These top legal practices would be expected to provide legal advisory services in a purely finance space for which not so many have expertise in the country. There services would be required for documentation during the fundraising exercise, advising on the best legal approach in many, sometimes, complicated transactions.
However, while business a.m. could feel a sense of expectation on the part of the commercial law firms, there were a few who would rather wait to unpack the pronouncement made by Governor Emefiele when he unveiled his agenda for the CBN in the next five years to 2023.
“CBN is not entirely clear in their head what they really want to do,” said a senior lawyer who handles such transactions in one of the top law firms. According to him, when past CBN governor, Chukwuma Soludo, announced his recapitalisation programme, he put a figure of N25 billion to it, adding that since then, Nigeria has moved away from a one-size-fits-all regime.
“Recall that the one-size-fits-all plan was particularly unfair to banks such as IBTC and Citibank, who were happy doing their niche business at the time. The first question is where is this policy actually going?” He asked, adding that once that becomes clearer, law firms looking to play in the recapitalisation business would move into real action.
For now, he believes the CBN has just flown a kite, and added, “Assume that they are serious, there would be first mover advantage for the big law firms in the country who play in the advisory and documentation space of equity and debt raising by banks.”

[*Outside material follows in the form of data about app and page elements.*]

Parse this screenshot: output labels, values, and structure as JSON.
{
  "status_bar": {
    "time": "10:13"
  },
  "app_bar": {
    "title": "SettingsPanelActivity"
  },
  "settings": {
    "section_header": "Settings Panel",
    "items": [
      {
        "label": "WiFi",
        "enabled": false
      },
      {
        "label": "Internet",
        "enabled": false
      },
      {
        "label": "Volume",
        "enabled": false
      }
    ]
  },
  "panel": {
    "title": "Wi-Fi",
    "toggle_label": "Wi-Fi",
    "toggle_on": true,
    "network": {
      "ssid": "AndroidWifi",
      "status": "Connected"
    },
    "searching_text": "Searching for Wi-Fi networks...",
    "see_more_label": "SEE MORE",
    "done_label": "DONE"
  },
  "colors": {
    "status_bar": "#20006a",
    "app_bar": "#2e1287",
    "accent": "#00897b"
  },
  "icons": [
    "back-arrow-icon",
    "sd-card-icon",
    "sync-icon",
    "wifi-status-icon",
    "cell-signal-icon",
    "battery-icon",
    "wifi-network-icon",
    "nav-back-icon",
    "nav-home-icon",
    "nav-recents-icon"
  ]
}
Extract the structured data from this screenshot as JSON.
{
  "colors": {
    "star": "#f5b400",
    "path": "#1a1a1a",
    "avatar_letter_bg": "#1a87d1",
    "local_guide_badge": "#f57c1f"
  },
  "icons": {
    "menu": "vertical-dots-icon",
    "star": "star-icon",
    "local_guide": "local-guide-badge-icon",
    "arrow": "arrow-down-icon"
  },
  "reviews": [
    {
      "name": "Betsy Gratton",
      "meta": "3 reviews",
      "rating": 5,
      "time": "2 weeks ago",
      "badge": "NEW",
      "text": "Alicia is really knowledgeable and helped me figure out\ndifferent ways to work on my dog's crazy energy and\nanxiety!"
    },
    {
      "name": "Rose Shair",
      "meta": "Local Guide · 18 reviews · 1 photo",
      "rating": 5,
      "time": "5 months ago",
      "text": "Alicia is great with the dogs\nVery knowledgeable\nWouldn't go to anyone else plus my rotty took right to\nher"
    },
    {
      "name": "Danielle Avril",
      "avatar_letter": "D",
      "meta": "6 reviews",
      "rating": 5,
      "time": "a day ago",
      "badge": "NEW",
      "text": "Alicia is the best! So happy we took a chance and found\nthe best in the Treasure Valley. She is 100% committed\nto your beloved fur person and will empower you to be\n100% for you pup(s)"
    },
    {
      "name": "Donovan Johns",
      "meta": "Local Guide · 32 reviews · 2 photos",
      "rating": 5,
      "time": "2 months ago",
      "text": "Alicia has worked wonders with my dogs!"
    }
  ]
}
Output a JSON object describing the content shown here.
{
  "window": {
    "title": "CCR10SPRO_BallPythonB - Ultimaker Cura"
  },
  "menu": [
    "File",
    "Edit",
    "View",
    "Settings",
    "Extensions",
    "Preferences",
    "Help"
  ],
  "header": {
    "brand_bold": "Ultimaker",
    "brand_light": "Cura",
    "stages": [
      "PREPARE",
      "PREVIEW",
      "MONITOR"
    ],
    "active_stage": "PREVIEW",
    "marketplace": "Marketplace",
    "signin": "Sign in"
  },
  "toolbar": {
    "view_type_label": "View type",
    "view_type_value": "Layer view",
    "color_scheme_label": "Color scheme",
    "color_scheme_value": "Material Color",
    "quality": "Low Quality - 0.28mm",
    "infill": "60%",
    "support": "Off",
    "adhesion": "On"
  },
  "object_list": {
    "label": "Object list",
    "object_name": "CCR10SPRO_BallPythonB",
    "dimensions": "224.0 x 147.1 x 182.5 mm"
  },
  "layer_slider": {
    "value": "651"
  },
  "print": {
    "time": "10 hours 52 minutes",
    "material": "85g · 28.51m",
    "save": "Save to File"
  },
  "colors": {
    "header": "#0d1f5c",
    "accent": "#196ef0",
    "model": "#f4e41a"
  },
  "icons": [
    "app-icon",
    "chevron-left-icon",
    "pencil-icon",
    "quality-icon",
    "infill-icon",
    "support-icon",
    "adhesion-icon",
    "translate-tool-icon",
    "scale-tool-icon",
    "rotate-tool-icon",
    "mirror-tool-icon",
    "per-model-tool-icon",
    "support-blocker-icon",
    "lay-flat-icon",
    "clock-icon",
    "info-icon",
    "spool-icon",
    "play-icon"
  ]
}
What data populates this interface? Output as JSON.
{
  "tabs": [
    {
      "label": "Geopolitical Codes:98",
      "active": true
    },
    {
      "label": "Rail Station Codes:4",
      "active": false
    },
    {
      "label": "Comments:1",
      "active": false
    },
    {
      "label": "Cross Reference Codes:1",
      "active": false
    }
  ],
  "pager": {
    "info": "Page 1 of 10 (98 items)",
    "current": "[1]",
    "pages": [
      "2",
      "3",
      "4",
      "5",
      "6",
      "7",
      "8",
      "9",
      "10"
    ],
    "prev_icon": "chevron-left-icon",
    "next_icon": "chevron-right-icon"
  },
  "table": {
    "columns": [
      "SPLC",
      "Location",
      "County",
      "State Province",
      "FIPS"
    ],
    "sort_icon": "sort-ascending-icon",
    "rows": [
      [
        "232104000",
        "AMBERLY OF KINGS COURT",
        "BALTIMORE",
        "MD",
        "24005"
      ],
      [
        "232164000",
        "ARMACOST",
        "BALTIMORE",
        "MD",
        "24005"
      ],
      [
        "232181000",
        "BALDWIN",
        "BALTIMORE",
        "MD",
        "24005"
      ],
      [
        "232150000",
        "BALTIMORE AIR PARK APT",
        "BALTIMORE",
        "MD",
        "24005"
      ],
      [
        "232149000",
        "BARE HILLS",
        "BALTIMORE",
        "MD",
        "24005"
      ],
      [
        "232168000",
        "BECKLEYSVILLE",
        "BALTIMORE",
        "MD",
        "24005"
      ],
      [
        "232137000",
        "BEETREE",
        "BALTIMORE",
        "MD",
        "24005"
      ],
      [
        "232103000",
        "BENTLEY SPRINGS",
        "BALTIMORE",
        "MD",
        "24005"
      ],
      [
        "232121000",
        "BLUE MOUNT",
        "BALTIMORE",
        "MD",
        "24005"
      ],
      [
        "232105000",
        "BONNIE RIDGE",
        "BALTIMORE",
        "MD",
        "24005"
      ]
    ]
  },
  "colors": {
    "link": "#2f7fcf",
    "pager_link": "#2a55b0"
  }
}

For the law firms, generally, however, a CBN target would mean they can look at the banks to see who is undercapitalised and would need to remedy their position.
“Law firms would be identifying banks that are undercapitalised once a number comes out of the CBN. You then begin to build on existing relationships,” the senior lawyer said.
He also said the situation presents a lot of scenarios for the law firms looking to do some business in the recapitalisation exercise, adding that people will already be working, especially following the Access Bank and Diamond Bank transaction. “Some banks, seeing what had happened would have been making calculations on what to do in response, as they would have seen that the combination has become bigger than them,” he further explained.
We also learnt too that opportunities exist for law firms at the CBN to perform advisory functions. “You would have seen that the CBN did not come out clearly to show it was ready to go with the plan. So for law firms, advisory opportunities at the CBN present themselves; for instance, for the consideration of various options on the approach to adopt for this round of recapitalisation,” he said.
There are many commercial lawyers who share the view that banks would have different approaches to how they look at the capital raising when the CBN finally announces a clear direction for the exercise.
Not a few lawyers said that some banks would be looking at the gap that exists between them and their peers or former peers and be deciding on how to close this gap. “Then there would be those who seek to recapitalise out of vanity, and those who seek to do so out of prudence,” said a legal practitioner who has been involved in many transactions in the past.
Frontpage September 29, 2019